When Smythe attempts to make his inevitable escape, Spider Ock arrogantly proclaims that he’s one step ahead of the villain, blocking off all major points of entrance and egress with various contraptions. Smythe responds that the only option he has left is to kill Spidey – which he intends to do by enlisting the help of Boomerang, the Scorpion and the Vulture, who have all endured serious injury at the hands of Spider Ock since the dawn of the Superior era in January.
That sets the stage for a one-on-four battle between Spidey and a group of super-powered thugs who are laser focused on exacting retribution. While Spider Ock has previously been able to handle all of these villains, that was individually and before they realized that this new, hardened version of Spidey wasn’t pussy-footing around. Plus, with JJJ, Norah Jones, Glory Grant and other innocent people trapped with him at the Raft, Spider Ock is going to have to take care of things without any “regular” folks getting hurt, or risk losing the support he’s miraculously been able to gain from some of his formerly harshest critics.
I know I haven’t been terribly kind to Gage whenever he’s pinch hit on scripting Spidey stories in the past, but after Age of Ultron #6U and now this story, I honestly can’t question his handle on Superior Spider-Man/Spider Ock. Slott gets “story” credit for this issue, but the tone of the dialogue is clearly different from what Slott churned out the previous 10 issues without it sounding like a completely different character. I know, between my write-ups on Avenging Spider-Man and Deadpool #10 I’ve been banging on that drum quite a bit lately, but I can’t stress enough how critical it is to maintain a consistency in characterization when we’re still in the infancy of a brand new character.

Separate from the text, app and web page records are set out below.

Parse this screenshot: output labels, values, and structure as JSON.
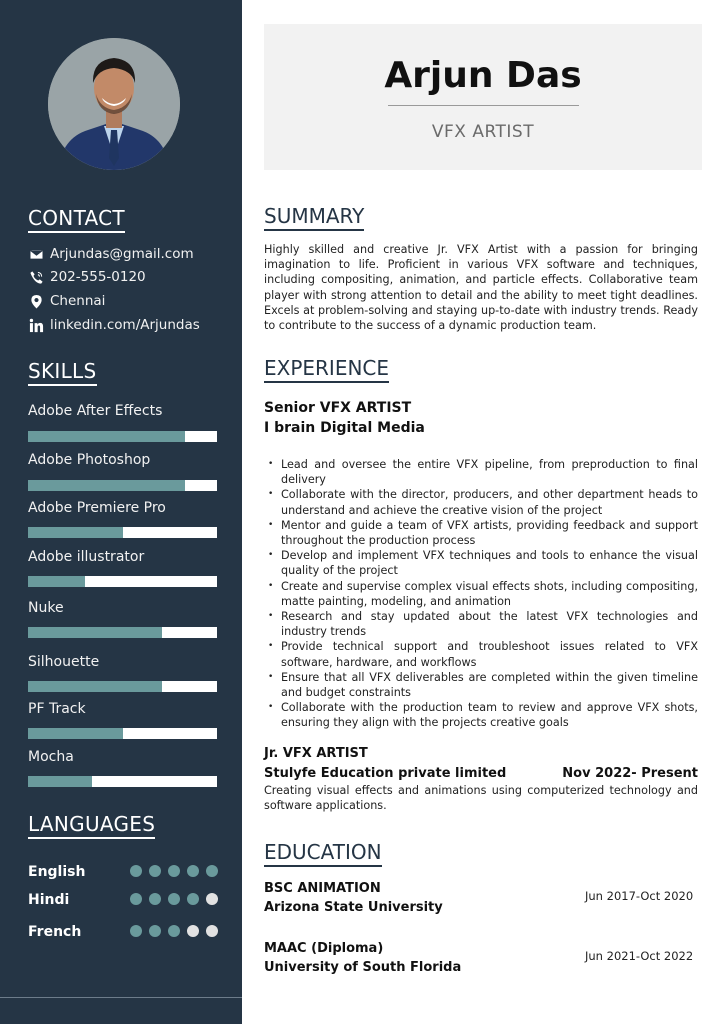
{
  "profile": {
    "name": "Arjun Das",
    "role": "VFX ARTIST",
    "photo_alt": "Portrait of Arjun Das"
  },
  "colors": {
    "sidebar_bg": "#253545",
    "accent": "#6a9a9c",
    "inactive": "#e2e2e2",
    "header_bg": "#f2f2f2"
  },
  "contact": {
    "heading": "CONTACT",
    "items": [
      {
        "icon": "envelope-icon",
        "text": "Arjundas@gmail.com"
      },
      {
        "icon": "phone-icon",
        "text": "202-555-0120"
      },
      {
        "icon": "location-pin-icon",
        "text": "Chennai"
      },
      {
        "icon": "linkedin-icon",
        "text": "linkedin.com/Arjundas"
      }
    ]
  },
  "skills": {
    "heading": "SKILLS",
    "items": [
      {
        "name": "Adobe After Effects",
        "level": 0.83
      },
      {
        "name": "Adobe Photoshop",
        "level": 0.83
      },
      {
        "name": "Adobe Premiere Pro",
        "level": 0.5
      },
      {
        "name": "Adobe illustrator",
        "level": 0.3
      },
      {
        "name": "Nuke",
        "level": 0.71
      },
      {
        "name": "Silhouette",
        "level": 0.71
      },
      {
        "name": "PF Track",
        "level": 0.5
      },
      {
        "name": "Mocha",
        "level": 0.34
      }
    ]
  },
  "languages": {
    "heading": "LANGUAGES",
    "max": 5,
    "items": [
      {
        "name": "English",
        "level": 5
      },
      {
        "name": "Hindi",
        "level": 4
      },
      {
        "name": "French",
        "level": 3
      }
    ]
  },
  "summary": {
    "heading": "SUMMARY",
    "text": "Highly skilled and creative Jr. VFX Artist with a passion for bringing imagination to life. Proficient in various VFX software and techniques, including compositing, animation, and particle effects. Collaborative team player with strong attention to detail and the ability to meet tight deadlines. Excels at problem-solving and staying up-to-date with industry trends. Ready to contribute to the success of a dynamic production team."
  },
  "experience": {
    "heading": "EXPERIENCE",
    "jobs": [
      {
        "title": "Senior VFX ARTIST",
        "company": "I brain Digital Media",
        "bullets": [
          "Lead and oversee the entire VFX pipeline, from preproduction to final delivery",
          "Collaborate with the director, producers, and other department heads to understand and achieve the creative vision of the project",
          "Mentor and guide a team of VFX artists, providing feedback and support throughout the production process",
          "Develop and implement VFX techniques and tools to enhance the visual quality of the project",
          "Create and supervise complex visual effects shots, including compositing, matte painting, modeling, and animation",
          "Research and stay updated about the latest VFX technologies and industry trends",
          "Provide technical support and troubleshoot issues related to VFX software, hardware, and workflows",
          "Ensure that all VFX deliverables are completed within the given timeline and budget constraints",
          "Collaborate with the production team to review and approve VFX shots, ensuring they align with the projects creative goals"
        ]
      },
      {
        "title": "Jr. VFX ARTIST",
        "company": "Stulyfe Education private limited",
        "dates": "Nov 2022- Present",
        "description": "Creating visual effects and animations using computerized technology and software applications."
      }
    ]
  },
  "education": {
    "heading": "EDUCATION",
    "items": [
      {
        "degree": "BSC ANIMATION",
        "school": "Arizona State University",
        "dates": "Jun 2017-Oct 2020"
      },
      {
        "degree": "MAAC (Diploma)",
        "school": "University of South Florida",
        "dates": "Jun 2021-Oct 2022"
      }
    ]
  }
}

Interestingly enough, I’ve never been much of a fan of Alistair Smythe or any of the countless iterations of the Spider Slayer as an antagonist (despite my overall favorable impressions of Amazing Spider-Man #655) – there’s just something about machines and Spider-Man that irrationally doesn’t gibe for me. But Superior Spider-Man marks a brave new world and an entirely new dynamic for all of the relationships I had come to understand about the Spidey universe in my 25+ years of reading experience. Dare I say, I’m intrigued about what’s to come in these next two issues as I would think an arc that focuses on what is basically a failed concept for a super prison is the perfect time to start exploring some of the darker themes of what the “superior” will bring forth on our “hero,” such as feelings of alienation and entrapment. And while I tend to enjoy the occasional cheekiness of Slott’s dialogue, the change of pace that Gage brings to the table is extremely well-timed by Marvel.
All images from Superior Spider-Man #11: Dan Slott, Christos Gage, Giuseppe Camuncoli, John Dell & Edgar Delgado. Cover by Giuseppe Camuncoli.